All the cliches and almost expected metaphors are... well... good for character, I suppose. I'd say that you could almost get away with writing less in cliche, since there really isn't that much structure (in the sense of habitual phrasing) in the concept of "thought". I don't know... so much repetition and so much simplicity seemed overwhelming plain. Again, almost as if the devices were expected at best. The effect of replicating the regular, I suppose, could be better achieved merely in diction... You don't need to necessary frame everything to match real-life, so long as your painting itself is real-life... Maybe... Hmm... Maybe try a draft with all the devices of normal poetry, merely with that very plain diction. It just grates the inner critic in me to see too much simplicity (and I never was one for realism - but, hey, it's your vision, and it's an admirable draft).

The flow's a little weird at times. Lines like these:
"And you accepted.
But, you only agreed to the terms that forbade you from truly agreeing."
Absolutely murderous to the flow... Borden-esque.
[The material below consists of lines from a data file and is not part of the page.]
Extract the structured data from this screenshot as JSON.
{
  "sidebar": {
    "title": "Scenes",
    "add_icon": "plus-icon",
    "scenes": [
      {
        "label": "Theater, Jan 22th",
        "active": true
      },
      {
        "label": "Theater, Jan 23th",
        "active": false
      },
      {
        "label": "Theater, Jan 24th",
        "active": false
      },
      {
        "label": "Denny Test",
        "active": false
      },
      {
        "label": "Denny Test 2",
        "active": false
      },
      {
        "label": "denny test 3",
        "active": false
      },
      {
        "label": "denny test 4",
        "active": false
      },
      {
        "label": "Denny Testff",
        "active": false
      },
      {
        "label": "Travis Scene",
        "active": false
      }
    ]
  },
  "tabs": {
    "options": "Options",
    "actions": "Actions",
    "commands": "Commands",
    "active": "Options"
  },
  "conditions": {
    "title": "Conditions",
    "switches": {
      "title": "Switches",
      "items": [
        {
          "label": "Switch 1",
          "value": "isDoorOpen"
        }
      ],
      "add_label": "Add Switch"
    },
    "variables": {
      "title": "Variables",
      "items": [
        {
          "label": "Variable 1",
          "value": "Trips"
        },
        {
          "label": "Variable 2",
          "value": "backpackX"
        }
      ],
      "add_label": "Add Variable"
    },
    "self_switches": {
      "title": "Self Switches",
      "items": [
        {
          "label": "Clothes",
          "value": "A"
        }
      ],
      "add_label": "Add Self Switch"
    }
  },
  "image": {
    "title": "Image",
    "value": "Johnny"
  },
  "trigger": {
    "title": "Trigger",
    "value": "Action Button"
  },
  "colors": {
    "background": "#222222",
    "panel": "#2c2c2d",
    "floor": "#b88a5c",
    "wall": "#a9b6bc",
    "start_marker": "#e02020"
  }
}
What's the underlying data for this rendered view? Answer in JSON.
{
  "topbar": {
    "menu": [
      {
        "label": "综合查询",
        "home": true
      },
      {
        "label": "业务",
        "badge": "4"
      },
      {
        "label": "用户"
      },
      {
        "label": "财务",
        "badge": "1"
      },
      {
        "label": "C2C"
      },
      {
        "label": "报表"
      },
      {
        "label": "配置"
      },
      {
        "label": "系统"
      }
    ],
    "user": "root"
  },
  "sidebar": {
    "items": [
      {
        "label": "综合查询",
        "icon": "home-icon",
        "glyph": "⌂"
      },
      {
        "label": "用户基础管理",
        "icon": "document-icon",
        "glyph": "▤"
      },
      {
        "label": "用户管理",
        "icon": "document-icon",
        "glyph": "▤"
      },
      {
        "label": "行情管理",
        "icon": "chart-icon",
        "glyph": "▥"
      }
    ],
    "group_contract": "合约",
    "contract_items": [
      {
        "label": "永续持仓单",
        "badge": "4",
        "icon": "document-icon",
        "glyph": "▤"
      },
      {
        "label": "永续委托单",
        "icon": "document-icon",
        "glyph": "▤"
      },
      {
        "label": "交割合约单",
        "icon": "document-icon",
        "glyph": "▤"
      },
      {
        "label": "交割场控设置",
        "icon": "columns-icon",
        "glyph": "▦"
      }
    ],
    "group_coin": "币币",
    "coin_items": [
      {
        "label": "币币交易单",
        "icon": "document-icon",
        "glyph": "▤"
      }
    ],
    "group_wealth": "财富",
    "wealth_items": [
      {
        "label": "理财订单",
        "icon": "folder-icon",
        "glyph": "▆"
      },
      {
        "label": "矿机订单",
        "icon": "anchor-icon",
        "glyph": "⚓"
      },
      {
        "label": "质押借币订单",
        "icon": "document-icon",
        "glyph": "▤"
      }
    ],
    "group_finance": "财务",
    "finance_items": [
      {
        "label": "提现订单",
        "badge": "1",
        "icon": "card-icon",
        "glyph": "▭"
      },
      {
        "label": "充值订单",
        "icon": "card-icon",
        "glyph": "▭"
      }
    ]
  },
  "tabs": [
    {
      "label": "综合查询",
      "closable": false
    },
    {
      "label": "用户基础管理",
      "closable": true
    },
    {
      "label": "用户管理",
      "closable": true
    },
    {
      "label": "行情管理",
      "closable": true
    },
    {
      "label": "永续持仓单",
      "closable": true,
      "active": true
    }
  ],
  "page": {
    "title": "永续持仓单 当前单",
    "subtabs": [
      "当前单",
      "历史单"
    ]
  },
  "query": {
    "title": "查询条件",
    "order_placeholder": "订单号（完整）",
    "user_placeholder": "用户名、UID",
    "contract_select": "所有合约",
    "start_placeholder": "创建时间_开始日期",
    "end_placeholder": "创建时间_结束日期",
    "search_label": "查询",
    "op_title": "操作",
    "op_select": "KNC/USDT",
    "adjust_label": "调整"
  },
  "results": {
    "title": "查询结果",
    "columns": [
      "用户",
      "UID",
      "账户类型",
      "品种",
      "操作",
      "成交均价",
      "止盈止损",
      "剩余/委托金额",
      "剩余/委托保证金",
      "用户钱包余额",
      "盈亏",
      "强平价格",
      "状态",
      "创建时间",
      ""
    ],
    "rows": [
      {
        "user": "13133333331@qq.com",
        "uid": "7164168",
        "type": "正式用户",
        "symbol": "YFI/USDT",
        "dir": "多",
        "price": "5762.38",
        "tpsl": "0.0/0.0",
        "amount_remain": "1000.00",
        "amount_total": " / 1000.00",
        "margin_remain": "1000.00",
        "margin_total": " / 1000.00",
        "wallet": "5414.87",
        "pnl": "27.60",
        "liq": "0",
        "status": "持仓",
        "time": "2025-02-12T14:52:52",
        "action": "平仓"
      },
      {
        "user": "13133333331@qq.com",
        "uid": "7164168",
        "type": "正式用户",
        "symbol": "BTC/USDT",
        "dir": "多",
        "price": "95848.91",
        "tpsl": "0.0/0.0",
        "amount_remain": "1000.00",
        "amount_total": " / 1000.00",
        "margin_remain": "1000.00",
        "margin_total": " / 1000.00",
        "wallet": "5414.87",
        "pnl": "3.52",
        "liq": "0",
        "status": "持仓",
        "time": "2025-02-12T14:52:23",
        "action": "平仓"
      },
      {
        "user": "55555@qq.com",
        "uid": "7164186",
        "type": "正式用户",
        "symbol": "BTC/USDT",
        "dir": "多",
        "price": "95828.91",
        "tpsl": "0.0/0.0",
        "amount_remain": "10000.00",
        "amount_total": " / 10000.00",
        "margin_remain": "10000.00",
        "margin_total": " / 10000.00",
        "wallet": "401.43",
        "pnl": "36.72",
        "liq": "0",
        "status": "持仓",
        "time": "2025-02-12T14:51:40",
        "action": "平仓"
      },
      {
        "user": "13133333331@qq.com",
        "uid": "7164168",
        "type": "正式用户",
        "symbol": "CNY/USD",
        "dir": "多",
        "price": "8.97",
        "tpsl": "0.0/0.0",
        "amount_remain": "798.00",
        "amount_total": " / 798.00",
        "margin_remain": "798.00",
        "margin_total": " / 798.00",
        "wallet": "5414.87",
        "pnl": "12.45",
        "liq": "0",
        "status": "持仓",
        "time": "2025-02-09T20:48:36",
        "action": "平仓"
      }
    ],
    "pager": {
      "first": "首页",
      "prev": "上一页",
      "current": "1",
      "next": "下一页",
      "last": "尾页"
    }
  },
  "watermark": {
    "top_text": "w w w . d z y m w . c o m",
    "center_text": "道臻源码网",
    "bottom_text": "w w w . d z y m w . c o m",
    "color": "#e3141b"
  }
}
If you're going to commit to the full-stop, quick-cutting breaks, commit to it. This sort of switch-up doesn't really work, because there's not that well-flowing switch to something ironically poetic after a quick slam on the brakes, there's no thought that slams and drifts off into a long enough digression to be considered a change in thought, and there's not the pumping of brakes/breaks - the repetition of quick cuts ain't there... Sooo, you get this slash to almost legalist diction and syntax, which, while painting a nice technical picture, it mangles the flow so much that it becomes distracting to read. (Damn, that was a bit harshly worded... The flow wasn't awful, but I do hope you see what I mean.)

Umm... end on an up-note? Good characters. There, you get a golden star.